What to produce:
Please report every line in the material below where the word "icon" is found.

Records shown:
※ ※ ※
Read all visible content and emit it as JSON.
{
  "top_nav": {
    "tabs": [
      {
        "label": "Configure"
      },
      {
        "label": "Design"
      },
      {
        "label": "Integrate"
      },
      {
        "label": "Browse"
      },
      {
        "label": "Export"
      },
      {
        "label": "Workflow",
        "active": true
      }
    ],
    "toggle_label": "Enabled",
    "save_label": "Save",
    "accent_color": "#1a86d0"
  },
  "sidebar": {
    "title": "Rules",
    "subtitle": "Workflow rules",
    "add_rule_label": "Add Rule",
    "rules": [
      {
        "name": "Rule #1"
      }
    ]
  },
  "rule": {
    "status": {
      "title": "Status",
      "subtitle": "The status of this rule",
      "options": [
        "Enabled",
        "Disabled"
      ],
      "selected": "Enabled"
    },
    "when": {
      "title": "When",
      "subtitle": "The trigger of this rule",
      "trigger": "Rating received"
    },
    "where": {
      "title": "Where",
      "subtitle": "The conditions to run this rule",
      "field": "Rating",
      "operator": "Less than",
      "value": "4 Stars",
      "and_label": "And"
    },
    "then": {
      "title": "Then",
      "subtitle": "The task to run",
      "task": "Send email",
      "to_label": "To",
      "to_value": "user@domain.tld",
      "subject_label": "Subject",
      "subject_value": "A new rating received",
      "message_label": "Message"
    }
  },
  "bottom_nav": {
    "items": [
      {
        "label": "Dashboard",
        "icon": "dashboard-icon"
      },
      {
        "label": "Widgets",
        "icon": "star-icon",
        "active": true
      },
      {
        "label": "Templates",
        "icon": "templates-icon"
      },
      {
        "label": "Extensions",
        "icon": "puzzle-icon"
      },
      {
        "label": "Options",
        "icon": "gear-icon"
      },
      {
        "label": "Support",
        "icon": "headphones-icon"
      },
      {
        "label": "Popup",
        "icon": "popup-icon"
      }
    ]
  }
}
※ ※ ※
Exercise solution:
        "icon": "dashboard-icon"
        "icon": "star-icon",
        "icon": "templates-icon"
        "icon": "puzzle-icon"
        "icon": "gear-icon"
        "icon": "headphones-icon"
        "icon": "popup-icon"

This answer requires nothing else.